| Exercise goal |
From the entries that follow, report every line in which "JSON" occurs.
== Dataset excerpts ==
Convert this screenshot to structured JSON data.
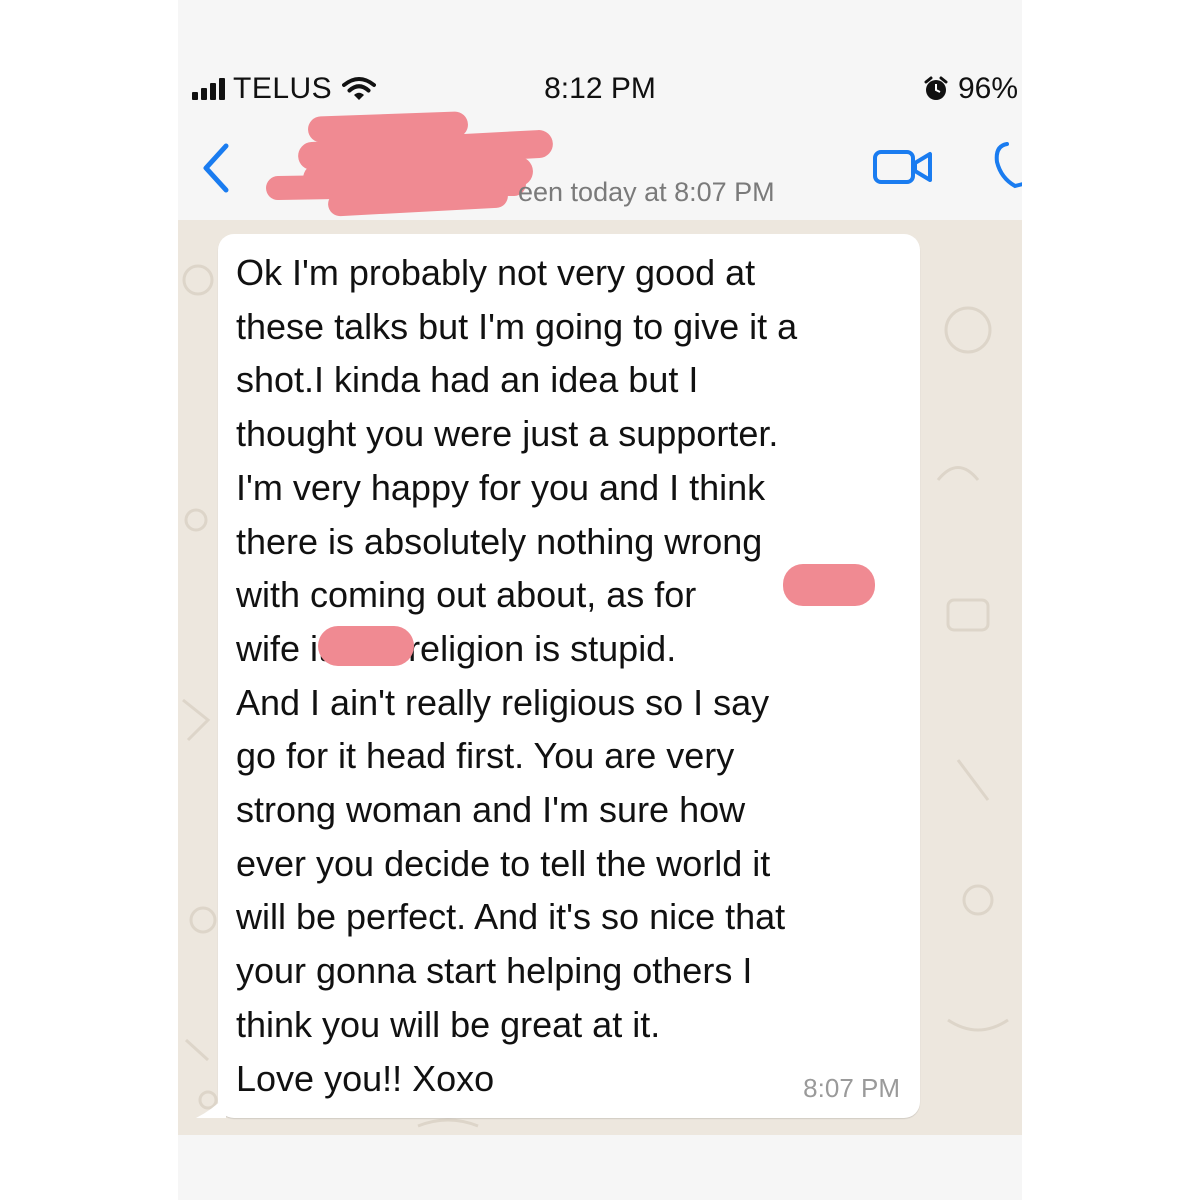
{
  "status_bar": {
    "carrier": "TELUS",
    "time": "8:12 PM",
    "battery": "96%",
    "icons": [
      "signal-icon",
      "wifi-icon",
      "alarm-icon"
    ]
  },
  "header": {
    "last_seen_fragment": "een today at 8:07 PM",
    "icons": [
      "back-chevron-icon",
      "video-call-icon",
      "phone-call-icon"
    ]
  },
  "message": {
    "text": "Ok I'm probably not very good at\nthese talks but I'm going to give it a\nshot.I kinda had an idea but I\nthought you were just a supporter.\nI'm very happy for you and I think\nthere is absolutely nothing wrong\nwith coming out about, as for\nwife           it that religion is stupid.\nAnd I ain't really religious so I say\ngo for it head first. You are very\nstrong woman and I'm sure how\never you decide to tell the world it\nwill be perfect. And it's so nice that\nyour gonna start helping others I\nthink you will be great at it.\nLove you!! Xoxo",
    "time": "8:07 PM"
  },
  "colors": {
    "accent": "#1a7cf0",
    "redaction": "#f08a92",
    "wallpaper": "#ede7de",
    "bubble": "#ffffff"
  }
}
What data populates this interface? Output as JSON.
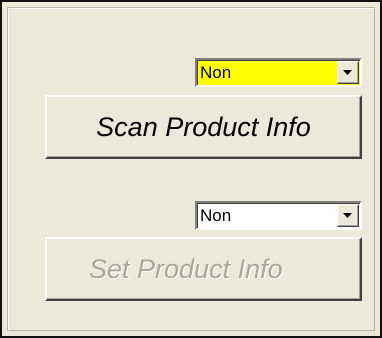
{
  "scan": {
    "select_value": "Non",
    "select_bg": "#ffff00",
    "button_label": "Scan Product Info",
    "button_enabled": true
  },
  "set": {
    "select_value": "Non",
    "select_bg": "#ffffff",
    "button_label": "Set Product Info",
    "button_enabled": false
  },
  "icons": {
    "dropdown": "chevron-down-icon"
  }
}
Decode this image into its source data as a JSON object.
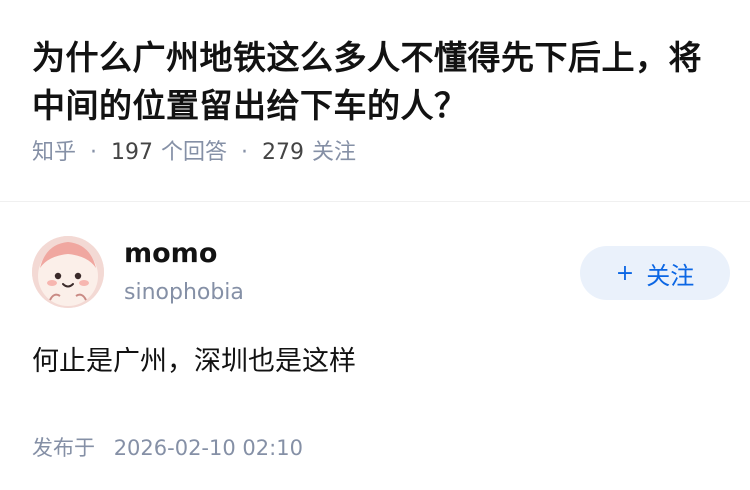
{
  "question": {
    "title": "为什么广州地铁这么多人不懂得先下后上，将中间的位置留出给下车的人？",
    "source": "知乎",
    "answer_count": "197",
    "answer_label": "个回答",
    "follower_count": "279",
    "follower_label": "关注"
  },
  "answer": {
    "author_name": "momo",
    "author_bio": "sinophobia",
    "follow_plus": "+",
    "follow_label": "关注",
    "content": "何止是广州，深圳也是这样",
    "publish_label": "发布于",
    "publish_time": "2026-02-10 02:10"
  },
  "colors": {
    "accent": "#0b66e4",
    "follow_bg": "#eaf1fb",
    "meta_gray": "#8590a6"
  },
  "icons": {
    "avatar": "cartoon-face-avatar"
  }
}
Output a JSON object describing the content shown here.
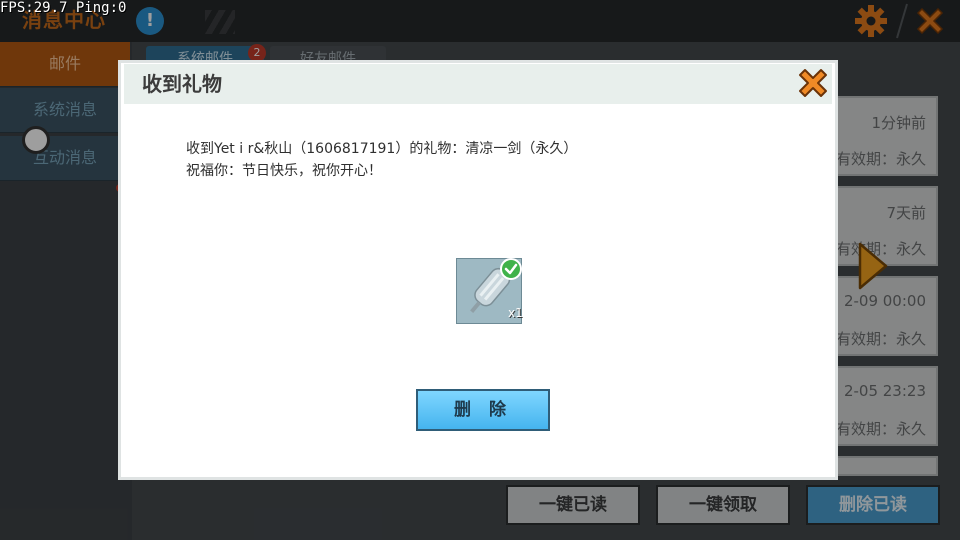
{
  "hud": {
    "fps_text": "FPS:29.7  Ping:0"
  },
  "topbar": {
    "title": "消息中心",
    "info_icon_glyph": "!"
  },
  "sidebar": {
    "items": [
      {
        "label": "邮件",
        "active": true
      },
      {
        "label": "系统消息",
        "active": false
      },
      {
        "label": "互动消息",
        "active": false
      }
    ]
  },
  "tabs": [
    {
      "label": "系统邮件",
      "badge": "2"
    },
    {
      "label": "好友邮件"
    }
  ],
  "mail_list": [
    {
      "time": "1分钟前",
      "expiry": "有效期：永久"
    },
    {
      "time": "7天前",
      "expiry": "有效期：永久"
    },
    {
      "time": "2-09 00:00",
      "expiry": "有效期：永久"
    },
    {
      "time": "2-05 23:23",
      "expiry": "有效期：永久"
    }
  ],
  "bottom_buttons": {
    "read_all": "一键已读",
    "claim_all": "一键领取",
    "delete_read": "删除已读"
  },
  "modal": {
    "title": "收到礼物",
    "line1": "收到Yet i r&秋山（1606817191）的礼物：清凉一剑（永久）",
    "line2": "祝福你：节日快乐，祝你开心！",
    "gift_quantity": "x1",
    "delete_label": "删 除"
  },
  "colors": {
    "accent_orange": "#e27a1e",
    "button_blue": "#45b4ee",
    "badge_red": "#c03a2a"
  }
}
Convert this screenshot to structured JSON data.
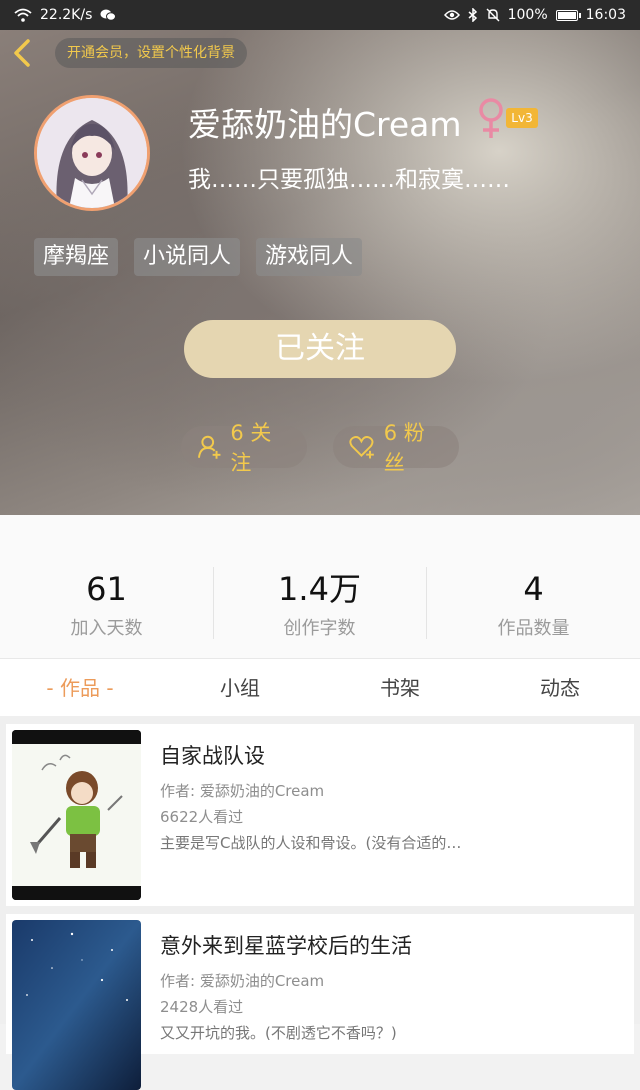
{
  "status_bar": {
    "net_speed": "22.2K/s",
    "battery": "100%",
    "time": "16:03"
  },
  "header": {
    "vip_prompt": "开通会员，设置个性化背景",
    "username": "爱舔奶油的Cream",
    "level": "Lv3",
    "signature": "我……只要孤独……和寂寞……",
    "tags": [
      "摩羯座",
      "小说同人",
      "游戏同人"
    ],
    "follow_button": "已关注",
    "following_count": "6 关注",
    "fans_count": "6 粉丝"
  },
  "stats": [
    {
      "value": "61",
      "label": "加入天数"
    },
    {
      "value": "1.4万",
      "label": "创作字数"
    },
    {
      "value": "4",
      "label": "作品数量"
    }
  ],
  "tabs": [
    "- 作品 -",
    "小组",
    "书架",
    "动态"
  ],
  "works": [
    {
      "title": "自家战队设",
      "author": "作者: 爱舔奶油的Cream",
      "views": "6622人看过",
      "desc": "主要是写C战队的人设和骨设。(没有合适的…"
    },
    {
      "title": "意外来到星蓝学校后的生活",
      "author": "作者: 爱舔奶油的Cream",
      "views": "2428人看过",
      "desc": "又又开坑的我。(不剧透它不香吗？)"
    }
  ],
  "colors": {
    "accent": "#ec9b5a",
    "gold": "#f2c94c",
    "follow_button": "#e5d6b1",
    "gender_pink": "#e98aa4"
  }
}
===
| Final answer |
Convert this screenshot to structured JSON data.
What data populates this interface? Output as JSON.
Decode this image into its source data as a JSON object.
Output a JSON object describing the content shown here.
Convert this screenshot to structured JSON data.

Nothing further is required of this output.